#### Material to process:
++++++
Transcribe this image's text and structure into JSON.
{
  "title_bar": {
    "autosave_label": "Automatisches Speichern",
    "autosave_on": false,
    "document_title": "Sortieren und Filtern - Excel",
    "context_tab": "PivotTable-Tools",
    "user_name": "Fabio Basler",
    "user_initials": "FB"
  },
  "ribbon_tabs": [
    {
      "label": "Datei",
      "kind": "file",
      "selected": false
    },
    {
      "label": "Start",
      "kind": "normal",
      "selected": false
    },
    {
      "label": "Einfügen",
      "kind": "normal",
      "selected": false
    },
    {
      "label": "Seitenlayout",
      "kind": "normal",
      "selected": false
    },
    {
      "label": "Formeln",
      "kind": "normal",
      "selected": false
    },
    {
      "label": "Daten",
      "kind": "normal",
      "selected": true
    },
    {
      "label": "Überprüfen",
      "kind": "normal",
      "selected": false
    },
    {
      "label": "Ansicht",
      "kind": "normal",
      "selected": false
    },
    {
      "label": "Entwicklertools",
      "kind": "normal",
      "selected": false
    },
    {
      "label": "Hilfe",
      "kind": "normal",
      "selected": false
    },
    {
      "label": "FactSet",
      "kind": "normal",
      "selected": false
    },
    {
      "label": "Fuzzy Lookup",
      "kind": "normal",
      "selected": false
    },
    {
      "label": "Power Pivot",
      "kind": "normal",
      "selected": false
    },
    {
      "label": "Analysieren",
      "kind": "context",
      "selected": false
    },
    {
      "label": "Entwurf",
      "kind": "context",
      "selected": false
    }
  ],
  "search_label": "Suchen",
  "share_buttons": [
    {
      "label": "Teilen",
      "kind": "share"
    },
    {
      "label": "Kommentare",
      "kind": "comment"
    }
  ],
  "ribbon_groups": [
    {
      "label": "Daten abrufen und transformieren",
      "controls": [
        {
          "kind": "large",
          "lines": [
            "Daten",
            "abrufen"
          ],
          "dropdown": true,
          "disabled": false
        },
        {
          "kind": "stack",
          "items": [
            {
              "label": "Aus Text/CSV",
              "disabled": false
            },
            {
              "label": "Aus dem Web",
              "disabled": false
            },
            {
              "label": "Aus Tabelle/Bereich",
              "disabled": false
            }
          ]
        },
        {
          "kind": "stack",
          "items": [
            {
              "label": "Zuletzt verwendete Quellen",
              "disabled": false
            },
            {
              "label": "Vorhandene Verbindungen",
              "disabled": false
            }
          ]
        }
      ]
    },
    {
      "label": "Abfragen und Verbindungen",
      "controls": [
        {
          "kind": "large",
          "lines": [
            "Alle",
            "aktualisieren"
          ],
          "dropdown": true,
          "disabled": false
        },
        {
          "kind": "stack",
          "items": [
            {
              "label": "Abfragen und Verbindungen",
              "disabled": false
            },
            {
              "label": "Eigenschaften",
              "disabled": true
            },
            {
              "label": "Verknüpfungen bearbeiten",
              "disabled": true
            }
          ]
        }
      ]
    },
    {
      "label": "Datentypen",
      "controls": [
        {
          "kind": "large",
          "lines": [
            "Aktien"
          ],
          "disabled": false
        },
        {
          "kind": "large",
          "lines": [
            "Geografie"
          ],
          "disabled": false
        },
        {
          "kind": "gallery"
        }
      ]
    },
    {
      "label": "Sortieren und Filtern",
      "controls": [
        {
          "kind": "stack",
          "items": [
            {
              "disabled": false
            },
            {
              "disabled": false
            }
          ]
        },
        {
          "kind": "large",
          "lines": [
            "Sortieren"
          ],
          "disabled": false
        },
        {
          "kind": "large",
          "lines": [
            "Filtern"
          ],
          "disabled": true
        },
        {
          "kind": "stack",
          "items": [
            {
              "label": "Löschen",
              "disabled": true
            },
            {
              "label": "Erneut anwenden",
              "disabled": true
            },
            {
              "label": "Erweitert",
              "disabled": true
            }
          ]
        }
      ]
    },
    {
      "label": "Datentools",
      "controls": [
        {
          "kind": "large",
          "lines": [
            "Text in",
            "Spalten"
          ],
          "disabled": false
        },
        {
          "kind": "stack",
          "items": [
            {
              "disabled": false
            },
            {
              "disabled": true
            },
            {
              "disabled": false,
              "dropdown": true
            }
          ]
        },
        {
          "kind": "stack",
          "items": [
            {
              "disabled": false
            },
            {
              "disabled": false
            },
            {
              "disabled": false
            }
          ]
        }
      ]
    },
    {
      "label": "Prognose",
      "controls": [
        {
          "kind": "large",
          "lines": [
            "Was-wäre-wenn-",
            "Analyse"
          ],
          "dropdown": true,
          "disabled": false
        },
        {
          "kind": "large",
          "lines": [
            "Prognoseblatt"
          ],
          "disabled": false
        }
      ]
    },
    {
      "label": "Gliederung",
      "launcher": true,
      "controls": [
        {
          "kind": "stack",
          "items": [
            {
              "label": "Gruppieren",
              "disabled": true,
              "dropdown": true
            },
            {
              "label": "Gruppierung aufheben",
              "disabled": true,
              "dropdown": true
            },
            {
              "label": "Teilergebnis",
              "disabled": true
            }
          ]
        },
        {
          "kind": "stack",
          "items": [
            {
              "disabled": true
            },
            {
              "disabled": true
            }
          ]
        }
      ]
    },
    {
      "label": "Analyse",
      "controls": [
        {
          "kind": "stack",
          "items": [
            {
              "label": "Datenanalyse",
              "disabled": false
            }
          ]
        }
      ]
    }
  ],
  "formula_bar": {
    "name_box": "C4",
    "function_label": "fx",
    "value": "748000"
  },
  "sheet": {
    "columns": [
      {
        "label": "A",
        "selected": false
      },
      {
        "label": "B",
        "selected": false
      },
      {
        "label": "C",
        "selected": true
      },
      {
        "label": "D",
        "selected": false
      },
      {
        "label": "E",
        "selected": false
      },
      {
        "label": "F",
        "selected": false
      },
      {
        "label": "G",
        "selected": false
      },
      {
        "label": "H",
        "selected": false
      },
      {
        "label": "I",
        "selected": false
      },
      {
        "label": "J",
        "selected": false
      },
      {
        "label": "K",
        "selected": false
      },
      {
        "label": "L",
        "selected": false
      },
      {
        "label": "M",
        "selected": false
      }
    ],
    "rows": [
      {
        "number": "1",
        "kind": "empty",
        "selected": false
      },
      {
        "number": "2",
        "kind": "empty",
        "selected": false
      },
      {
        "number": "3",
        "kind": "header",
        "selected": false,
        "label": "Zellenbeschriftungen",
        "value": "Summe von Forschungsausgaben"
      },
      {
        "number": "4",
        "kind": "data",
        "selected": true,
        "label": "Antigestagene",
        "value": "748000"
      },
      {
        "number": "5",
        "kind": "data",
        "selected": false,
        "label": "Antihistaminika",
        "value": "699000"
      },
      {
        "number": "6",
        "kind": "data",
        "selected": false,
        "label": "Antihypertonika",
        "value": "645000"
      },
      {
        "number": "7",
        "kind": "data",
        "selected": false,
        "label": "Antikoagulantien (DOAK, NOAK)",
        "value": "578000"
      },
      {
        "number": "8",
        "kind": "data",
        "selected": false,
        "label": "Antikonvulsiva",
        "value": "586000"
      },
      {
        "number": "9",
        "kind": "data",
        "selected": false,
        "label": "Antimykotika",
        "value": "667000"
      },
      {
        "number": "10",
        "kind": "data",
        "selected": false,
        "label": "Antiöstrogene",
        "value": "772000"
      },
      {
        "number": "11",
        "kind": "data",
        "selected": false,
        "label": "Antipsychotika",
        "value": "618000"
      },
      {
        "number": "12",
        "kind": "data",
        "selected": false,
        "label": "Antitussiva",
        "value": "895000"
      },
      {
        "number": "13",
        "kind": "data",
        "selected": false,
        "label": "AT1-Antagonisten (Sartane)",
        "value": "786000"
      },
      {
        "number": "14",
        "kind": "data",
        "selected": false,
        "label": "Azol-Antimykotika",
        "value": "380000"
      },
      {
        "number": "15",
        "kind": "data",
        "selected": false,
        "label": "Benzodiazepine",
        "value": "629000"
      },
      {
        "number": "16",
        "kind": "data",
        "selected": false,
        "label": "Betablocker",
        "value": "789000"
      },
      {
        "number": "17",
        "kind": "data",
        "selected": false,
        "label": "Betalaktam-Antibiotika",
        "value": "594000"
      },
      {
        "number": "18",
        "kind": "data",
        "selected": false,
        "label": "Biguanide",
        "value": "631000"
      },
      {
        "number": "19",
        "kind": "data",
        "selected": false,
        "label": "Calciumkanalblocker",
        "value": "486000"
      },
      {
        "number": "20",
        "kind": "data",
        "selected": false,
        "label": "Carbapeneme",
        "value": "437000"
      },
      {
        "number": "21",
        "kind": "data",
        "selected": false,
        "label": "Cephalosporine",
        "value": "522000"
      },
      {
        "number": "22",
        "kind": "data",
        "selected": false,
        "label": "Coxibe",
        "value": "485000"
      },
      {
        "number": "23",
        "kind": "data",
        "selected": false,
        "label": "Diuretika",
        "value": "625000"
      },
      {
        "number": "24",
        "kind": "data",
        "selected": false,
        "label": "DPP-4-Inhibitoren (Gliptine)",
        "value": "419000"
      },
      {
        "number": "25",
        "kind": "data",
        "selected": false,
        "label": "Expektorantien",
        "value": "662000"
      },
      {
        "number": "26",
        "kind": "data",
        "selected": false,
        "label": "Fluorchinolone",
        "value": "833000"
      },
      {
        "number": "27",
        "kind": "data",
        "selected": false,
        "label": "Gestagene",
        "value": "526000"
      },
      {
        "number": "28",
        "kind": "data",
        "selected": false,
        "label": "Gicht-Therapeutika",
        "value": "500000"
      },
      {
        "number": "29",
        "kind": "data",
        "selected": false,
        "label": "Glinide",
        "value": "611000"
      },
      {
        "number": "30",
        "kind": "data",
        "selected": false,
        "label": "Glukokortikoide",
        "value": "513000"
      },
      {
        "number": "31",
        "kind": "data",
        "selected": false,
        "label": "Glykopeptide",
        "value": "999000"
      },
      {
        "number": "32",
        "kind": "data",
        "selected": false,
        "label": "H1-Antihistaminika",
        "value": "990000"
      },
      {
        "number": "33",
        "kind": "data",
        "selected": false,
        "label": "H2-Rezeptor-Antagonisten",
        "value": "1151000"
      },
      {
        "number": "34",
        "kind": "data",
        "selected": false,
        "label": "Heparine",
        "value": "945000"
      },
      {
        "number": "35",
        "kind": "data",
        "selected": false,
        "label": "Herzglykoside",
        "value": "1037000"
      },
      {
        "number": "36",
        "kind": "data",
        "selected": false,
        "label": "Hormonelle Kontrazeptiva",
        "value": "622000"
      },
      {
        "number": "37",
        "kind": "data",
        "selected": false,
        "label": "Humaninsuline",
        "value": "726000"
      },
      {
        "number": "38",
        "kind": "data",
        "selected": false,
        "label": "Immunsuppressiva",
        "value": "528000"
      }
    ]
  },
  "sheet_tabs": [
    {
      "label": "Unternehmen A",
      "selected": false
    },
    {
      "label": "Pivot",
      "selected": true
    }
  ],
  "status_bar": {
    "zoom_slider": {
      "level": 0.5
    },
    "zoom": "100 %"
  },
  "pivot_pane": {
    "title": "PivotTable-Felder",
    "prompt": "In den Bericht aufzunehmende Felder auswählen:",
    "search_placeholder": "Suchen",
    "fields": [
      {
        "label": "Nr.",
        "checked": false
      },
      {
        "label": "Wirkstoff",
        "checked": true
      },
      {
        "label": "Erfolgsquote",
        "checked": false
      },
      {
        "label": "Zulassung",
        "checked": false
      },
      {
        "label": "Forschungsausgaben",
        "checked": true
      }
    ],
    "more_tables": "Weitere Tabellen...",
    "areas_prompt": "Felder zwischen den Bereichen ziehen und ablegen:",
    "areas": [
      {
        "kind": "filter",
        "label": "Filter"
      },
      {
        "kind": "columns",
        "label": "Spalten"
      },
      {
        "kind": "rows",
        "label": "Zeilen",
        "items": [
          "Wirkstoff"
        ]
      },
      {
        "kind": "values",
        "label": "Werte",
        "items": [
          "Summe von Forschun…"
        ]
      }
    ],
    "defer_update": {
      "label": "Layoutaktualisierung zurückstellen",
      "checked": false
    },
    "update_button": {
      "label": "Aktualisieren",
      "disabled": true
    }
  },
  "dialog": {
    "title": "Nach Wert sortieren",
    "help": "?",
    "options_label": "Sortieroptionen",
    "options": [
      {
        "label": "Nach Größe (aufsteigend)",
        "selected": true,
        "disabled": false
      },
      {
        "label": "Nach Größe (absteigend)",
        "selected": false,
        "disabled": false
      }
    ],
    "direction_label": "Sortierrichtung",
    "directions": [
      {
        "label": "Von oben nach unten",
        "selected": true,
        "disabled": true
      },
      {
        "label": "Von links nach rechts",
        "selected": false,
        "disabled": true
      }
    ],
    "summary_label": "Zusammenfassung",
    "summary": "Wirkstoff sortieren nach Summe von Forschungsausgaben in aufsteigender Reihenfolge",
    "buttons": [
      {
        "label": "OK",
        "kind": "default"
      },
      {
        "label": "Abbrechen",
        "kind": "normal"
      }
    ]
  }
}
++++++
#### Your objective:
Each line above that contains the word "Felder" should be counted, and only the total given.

#### Your solution:
3